Output all of the entries exactly as they are given.
**** Source records ****
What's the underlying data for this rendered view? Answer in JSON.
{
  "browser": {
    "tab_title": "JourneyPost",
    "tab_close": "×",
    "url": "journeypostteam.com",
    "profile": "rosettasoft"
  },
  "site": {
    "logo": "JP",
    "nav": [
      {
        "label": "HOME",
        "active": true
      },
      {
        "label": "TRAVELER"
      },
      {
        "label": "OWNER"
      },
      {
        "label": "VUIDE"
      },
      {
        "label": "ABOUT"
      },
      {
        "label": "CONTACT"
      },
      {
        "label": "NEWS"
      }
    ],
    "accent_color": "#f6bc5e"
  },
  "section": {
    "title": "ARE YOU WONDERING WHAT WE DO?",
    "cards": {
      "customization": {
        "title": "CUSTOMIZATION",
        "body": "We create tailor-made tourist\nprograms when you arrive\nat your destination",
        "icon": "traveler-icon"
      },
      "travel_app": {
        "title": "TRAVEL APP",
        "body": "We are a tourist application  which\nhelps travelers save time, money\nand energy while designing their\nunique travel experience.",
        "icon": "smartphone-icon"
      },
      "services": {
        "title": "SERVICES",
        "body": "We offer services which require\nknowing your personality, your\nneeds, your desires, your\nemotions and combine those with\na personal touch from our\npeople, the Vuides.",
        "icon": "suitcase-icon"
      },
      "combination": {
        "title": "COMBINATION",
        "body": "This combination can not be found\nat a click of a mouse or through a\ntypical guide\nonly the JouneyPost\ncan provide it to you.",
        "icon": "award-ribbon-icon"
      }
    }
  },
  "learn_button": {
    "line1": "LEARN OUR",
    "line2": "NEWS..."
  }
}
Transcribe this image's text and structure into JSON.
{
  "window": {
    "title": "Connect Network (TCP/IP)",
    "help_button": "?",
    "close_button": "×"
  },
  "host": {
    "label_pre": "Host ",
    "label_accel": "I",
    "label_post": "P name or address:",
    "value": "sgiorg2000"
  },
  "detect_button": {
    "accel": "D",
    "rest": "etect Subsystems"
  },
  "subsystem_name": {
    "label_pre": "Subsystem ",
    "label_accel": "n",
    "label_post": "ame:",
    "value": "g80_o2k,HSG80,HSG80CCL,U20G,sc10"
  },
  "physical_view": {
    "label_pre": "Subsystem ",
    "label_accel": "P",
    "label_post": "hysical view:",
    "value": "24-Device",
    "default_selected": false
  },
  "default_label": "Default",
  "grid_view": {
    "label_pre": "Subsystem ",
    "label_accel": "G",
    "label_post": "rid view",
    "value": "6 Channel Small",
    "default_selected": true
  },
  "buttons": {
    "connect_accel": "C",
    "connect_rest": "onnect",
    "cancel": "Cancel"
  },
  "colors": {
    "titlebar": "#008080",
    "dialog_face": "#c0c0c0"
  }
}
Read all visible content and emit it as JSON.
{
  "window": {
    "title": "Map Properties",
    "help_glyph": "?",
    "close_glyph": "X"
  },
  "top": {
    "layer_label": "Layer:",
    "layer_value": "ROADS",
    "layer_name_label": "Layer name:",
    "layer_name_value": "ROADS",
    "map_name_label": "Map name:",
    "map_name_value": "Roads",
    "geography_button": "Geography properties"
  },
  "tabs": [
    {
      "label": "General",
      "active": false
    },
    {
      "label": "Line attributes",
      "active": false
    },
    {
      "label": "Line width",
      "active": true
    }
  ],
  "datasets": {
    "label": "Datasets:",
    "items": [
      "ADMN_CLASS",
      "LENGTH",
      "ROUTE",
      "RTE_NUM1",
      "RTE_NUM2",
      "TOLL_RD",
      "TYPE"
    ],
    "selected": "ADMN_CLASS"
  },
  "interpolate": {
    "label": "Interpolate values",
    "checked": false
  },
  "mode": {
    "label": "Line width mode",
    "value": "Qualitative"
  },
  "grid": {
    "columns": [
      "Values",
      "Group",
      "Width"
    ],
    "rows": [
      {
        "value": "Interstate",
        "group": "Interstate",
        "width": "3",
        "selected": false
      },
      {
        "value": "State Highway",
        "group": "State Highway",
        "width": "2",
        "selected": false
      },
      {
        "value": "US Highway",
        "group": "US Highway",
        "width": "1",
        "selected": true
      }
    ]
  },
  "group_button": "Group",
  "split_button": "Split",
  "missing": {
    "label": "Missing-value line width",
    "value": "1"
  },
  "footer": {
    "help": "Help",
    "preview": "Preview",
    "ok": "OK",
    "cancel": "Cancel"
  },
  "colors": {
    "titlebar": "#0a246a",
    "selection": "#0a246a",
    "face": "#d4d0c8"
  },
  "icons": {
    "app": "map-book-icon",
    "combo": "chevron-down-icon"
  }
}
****
> [Answer below]:
What's the underlying data for this rendered view? Answer in JSON.
{
  "browser": {
    "tab_title": "JourneyPost",
    "tab_close": "×",
    "url": "journeypostteam.com",
    "profile": "rosettasoft"
  },
  "site": {
    "logo": "JP",
    "nav": [
      {
        "label": "HOME",
        "active": true
      },
      {
        "label": "TRAVELER"
      },
      {
        "label": "OWNER"
      },
      {
        "label": "VUIDE"
      },
      {
        "label": "ABOUT"
      },
      {
        "label": "CONTACT"
      },
      {
        "label": "NEWS"
      }
    ],
    "accent_color": "#f6bc5e"
  },
  "section": {
    "title": "ARE YOU WONDERING WHAT WE DO?",
    "cards": {
      "customization": {
        "title": "CUSTOMIZATION",
        "body": "We create tailor-made tourist\nprograms when you arrive\nat your destination",
        "icon": "traveler-icon"
      },
      "travel_app": {
        "title": "TRAVEL APP",
        "body": "We are a tourist application  which\nhelps travelers save time, money\nand energy while designing their\nunique travel experience.",
        "icon": "smartphone-icon"
      },
      "services": {
        "title": "SERVICES",
        "body": "We offer services which require\nknowing your personality, your\nneeds, your desires, your\nemotions and combine those with\na personal touch from our\npeople, the Vuides.",
        "icon": "suitcase-icon"
      },
      "combination": {
        "title": "COMBINATION",
        "body": "This combination can not be found\nat a click of a mouse or through a\ntypical guide\nonly the JouneyPost\ncan provide it to you.",
        "icon": "award-ribbon-icon"
      }
    }
  },
  "learn_button": {
    "line1": "LEARN OUR",
    "line2": "NEWS..."
  }
}
Transcribe this image's text and structure into JSON.
{
  "window": {
    "title": "Connect Network (TCP/IP)",
    "help_button": "?",
    "close_button": "×"
  },
  "host": {
    "label_pre": "Host ",
    "label_accel": "I",
    "label_post": "P name or address:",
    "value": "sgiorg2000"
  },
  "detect_button": {
    "accel": "D",
    "rest": "etect Subsystems"
  },
  "subsystem_name": {
    "label_pre": "Subsystem ",
    "label_accel": "n",
    "label_post": "ame:",
    "value": "g80_o2k,HSG80,HSG80CCL,U20G,sc10"
  },
  "physical_view": {
    "label_pre": "Subsystem ",
    "label_accel": "P",
    "label_post": "hysical view:",
    "value": "24-Device",
    "default_selected": false
  },
  "default_label": "Default",
  "grid_view": {
    "label_pre": "Subsystem ",
    "label_accel": "G",
    "label_post": "rid view",
    "value": "6 Channel Small",
    "default_selected": true
  },
  "buttons": {
    "connect_accel": "C",
    "connect_rest": "onnect",
    "cancel": "Cancel"
  },
  "colors": {
    "titlebar": "#008080",
    "dialog_face": "#c0c0c0"
  }
}
Read all visible content and emit it as JSON.
{
  "window": {
    "title": "Map Properties",
    "help_glyph": "?",
    "close_glyph": "X"
  },
  "top": {
    "layer_label": "Layer:",
    "layer_value": "ROADS",
    "layer_name_label": "Layer name:",
    "layer_name_value": "ROADS",
    "map_name_label": "Map name:",
    "map_name_value": "Roads",
    "geography_button": "Geography properties"
  },
  "tabs": [
    {
      "label": "General",
      "active": false
    },
    {
      "label": "Line attributes",
      "active": false
    },
    {
      "label": "Line width",
      "active": true
    }
  ],
  "datasets": {
    "label": "Datasets:",
    "items": [
      "ADMN_CLASS",
      "LENGTH",
      "ROUTE",
      "RTE_NUM1",
      "RTE_NUM2",
      "TOLL_RD",
      "TYPE"
    ],
    "selected": "ADMN_CLASS"
  },
  "interpolate": {
    "label": "Interpolate values",
    "checked": false
  },
  "mode": {
    "label": "Line width mode",
    "value": "Qualitative"
  },
  "grid": {
    "columns": [
      "Values",
      "Group",
      "Width"
    ],
    "rows": [
      {
        "value": "Interstate",
        "group": "Interstate",
        "width": "3",
        "selected": false
      },
      {
        "value": "State Highway",
        "group": "State Highway",
        "width": "2",
        "selected": false
      },
      {
        "value": "US Highway",
        "group": "US Highway",
        "width": "1",
        "selected": true
      }
    ]
  },
  "group_button": "Group",
  "split_button": "Split",
  "missing": {
    "label": "Missing-value line width",
    "value": "1"
  },
  "footer": {
    "help": "Help",
    "preview": "Preview",
    "ok": "OK",
    "cancel": "Cancel"
  },
  "colors": {
    "titlebar": "#0a246a",
    "selection": "#0a246a",
    "face": "#d4d0c8"
  },
  "icons": {
    "app": "map-book-icon",
    "combo": "chevron-down-icon"
  }
}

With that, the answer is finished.